A New History of Higher Education in America
In For the Common Good, Charles Dorn challenges the rhetoric of America's so-called crisis in higher education by investigating two centuries of college and university history.
Two Weeks Every Summer
Fresh Air Children and the Problem of Race in America
Two Weeks Every Summer, which is based on extensive oral history interviews with former guests, hosts, and administrators in Fresh Air programs, opens a new chapter in the history of race in the United States.
A New Moral Vision
Gender, Religion, and the Changing Purposes of American Higher Education, 1837-1917
In A New Moral Vision, Andrea L. Turpin explores how the entrance of women into U.S. colleges and universities shaped changing ideas about the moral and religious purposes of higher education in unexpected ways, and in turn profoundly shaped American culture.
The Fight for Local Control
Schools, Suburbs, and American Democracy
In The Fight for Local Control, Campbell F. Scribner demonstrates how, in the decades after World War II, suburban communities appropriated legacies of rural education to assert their political autonomy and in the process radically changed educational law.
Armed with Expertise
The Militarization of American Social Research during the Cold War

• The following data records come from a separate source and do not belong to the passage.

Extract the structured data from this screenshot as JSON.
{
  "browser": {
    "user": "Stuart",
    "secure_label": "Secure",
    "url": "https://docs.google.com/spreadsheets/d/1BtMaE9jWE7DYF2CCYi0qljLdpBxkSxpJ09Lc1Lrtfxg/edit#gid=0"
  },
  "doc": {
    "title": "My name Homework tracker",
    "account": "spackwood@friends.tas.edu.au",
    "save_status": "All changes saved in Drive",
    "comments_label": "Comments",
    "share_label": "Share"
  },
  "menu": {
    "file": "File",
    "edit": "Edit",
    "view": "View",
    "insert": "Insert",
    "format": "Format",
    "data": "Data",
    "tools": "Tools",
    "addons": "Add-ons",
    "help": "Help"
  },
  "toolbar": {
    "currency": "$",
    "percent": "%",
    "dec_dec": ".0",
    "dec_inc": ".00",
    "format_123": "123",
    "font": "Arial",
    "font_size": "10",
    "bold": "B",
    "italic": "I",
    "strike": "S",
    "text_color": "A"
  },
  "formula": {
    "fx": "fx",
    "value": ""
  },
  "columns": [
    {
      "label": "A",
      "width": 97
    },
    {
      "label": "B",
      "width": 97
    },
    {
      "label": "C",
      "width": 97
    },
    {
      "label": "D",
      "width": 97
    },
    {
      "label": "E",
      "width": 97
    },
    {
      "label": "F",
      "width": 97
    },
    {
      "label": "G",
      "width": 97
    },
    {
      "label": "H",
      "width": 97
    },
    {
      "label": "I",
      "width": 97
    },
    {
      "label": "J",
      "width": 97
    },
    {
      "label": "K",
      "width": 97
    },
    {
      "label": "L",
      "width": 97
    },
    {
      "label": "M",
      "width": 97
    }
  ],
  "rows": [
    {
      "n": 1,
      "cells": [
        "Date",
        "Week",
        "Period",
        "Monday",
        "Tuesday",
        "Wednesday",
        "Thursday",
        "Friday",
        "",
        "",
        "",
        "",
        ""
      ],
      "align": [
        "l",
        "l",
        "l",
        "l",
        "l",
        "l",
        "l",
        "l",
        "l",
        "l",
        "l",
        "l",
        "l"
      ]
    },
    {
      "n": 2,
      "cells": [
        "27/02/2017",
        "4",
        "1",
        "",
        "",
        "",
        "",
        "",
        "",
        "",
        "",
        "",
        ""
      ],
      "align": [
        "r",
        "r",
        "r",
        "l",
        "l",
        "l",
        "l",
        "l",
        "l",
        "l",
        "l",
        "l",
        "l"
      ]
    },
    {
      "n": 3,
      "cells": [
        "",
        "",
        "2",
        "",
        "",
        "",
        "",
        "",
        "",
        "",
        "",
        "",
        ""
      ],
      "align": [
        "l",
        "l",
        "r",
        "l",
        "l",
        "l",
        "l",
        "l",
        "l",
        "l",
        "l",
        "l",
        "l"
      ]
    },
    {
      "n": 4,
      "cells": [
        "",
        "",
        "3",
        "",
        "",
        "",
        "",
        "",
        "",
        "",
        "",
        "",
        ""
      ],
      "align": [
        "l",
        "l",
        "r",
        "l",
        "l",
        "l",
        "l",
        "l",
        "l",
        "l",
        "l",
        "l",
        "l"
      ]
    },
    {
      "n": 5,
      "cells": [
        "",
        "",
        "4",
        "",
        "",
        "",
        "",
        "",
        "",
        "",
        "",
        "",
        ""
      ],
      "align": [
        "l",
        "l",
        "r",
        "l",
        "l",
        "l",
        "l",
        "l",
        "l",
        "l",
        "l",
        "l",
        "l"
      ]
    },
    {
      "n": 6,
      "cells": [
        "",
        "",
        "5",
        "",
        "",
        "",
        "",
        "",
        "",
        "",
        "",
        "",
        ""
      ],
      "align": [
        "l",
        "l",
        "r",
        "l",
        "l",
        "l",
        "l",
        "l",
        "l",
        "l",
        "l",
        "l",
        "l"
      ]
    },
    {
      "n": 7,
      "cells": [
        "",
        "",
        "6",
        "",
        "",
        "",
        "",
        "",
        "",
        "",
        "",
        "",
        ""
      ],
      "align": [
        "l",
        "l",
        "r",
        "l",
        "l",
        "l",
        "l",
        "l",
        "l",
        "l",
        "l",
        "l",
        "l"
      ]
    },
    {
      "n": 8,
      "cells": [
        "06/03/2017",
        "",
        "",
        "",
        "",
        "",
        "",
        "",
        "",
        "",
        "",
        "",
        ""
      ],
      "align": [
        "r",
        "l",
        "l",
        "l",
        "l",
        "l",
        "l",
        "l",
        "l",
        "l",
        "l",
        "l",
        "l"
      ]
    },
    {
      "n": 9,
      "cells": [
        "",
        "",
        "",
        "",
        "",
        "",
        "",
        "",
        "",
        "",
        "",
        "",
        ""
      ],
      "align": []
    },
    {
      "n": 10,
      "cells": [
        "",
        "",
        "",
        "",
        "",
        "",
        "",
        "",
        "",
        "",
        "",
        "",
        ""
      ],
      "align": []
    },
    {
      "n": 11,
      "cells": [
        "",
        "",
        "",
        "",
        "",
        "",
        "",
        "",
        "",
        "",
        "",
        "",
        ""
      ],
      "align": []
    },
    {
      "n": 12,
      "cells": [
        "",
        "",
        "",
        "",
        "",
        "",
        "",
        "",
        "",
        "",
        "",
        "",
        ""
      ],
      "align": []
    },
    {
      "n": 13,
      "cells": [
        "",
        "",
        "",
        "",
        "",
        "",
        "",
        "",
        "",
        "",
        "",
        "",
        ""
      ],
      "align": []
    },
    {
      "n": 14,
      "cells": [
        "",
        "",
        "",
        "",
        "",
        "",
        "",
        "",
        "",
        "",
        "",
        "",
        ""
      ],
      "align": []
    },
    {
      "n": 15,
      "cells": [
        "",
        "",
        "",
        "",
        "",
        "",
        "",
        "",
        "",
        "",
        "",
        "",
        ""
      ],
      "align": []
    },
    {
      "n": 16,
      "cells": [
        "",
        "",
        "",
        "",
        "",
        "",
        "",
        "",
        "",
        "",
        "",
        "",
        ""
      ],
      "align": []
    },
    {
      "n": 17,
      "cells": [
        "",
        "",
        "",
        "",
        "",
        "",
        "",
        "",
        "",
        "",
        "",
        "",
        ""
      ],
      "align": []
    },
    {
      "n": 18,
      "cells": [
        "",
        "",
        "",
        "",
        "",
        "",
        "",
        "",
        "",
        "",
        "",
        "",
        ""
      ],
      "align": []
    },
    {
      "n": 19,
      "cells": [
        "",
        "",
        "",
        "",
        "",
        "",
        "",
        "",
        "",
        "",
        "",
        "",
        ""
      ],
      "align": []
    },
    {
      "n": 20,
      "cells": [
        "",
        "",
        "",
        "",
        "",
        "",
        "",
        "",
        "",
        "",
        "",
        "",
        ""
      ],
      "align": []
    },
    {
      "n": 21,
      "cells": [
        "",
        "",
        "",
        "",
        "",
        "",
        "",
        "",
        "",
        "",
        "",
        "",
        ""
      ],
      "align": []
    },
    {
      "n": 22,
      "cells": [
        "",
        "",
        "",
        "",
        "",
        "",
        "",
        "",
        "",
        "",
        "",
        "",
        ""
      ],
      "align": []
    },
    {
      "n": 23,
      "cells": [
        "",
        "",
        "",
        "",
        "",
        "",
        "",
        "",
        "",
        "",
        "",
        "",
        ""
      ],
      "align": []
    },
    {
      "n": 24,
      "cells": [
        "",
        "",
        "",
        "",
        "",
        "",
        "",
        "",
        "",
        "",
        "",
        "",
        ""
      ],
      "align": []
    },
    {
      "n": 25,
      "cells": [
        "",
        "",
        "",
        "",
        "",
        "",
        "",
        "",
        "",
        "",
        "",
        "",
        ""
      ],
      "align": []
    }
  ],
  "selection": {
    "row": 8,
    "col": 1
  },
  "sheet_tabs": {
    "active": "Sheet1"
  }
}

Joy Rohde traces the optimistic rise, anguished fall, and surprising rebirth of Cold War–era military-sponsored social research.
The History of a Founding Ideal from the American Revolution to the Twenty-First Century
The idea that citizens' advancement should depend exclusively on merit, on qualities that deserve reward rather than on bloodlines or wire-pulling, was among the Founding ideals of the American republic, Joseph F. Kett argues in this book.
An Education in Politics
The Origins and Evolution of No Child Left Behind
In this work, Jesse H. Rhodes shows how the No Child Left Behind Act of 2002 and its prescriptive policies arose out of the dynamic of decentralized authority established in the American federal system.
Robert Moses, 6,000 Families, and New York City's Great Experiment in Integrated Housing
The history of Rochdale Village in Queens, New York, once the world's largest housing coop, from its planning, to the civil rights demonstrations at its construction site in 1963, through the late 1970s, ending with a look at life in Rochdale today.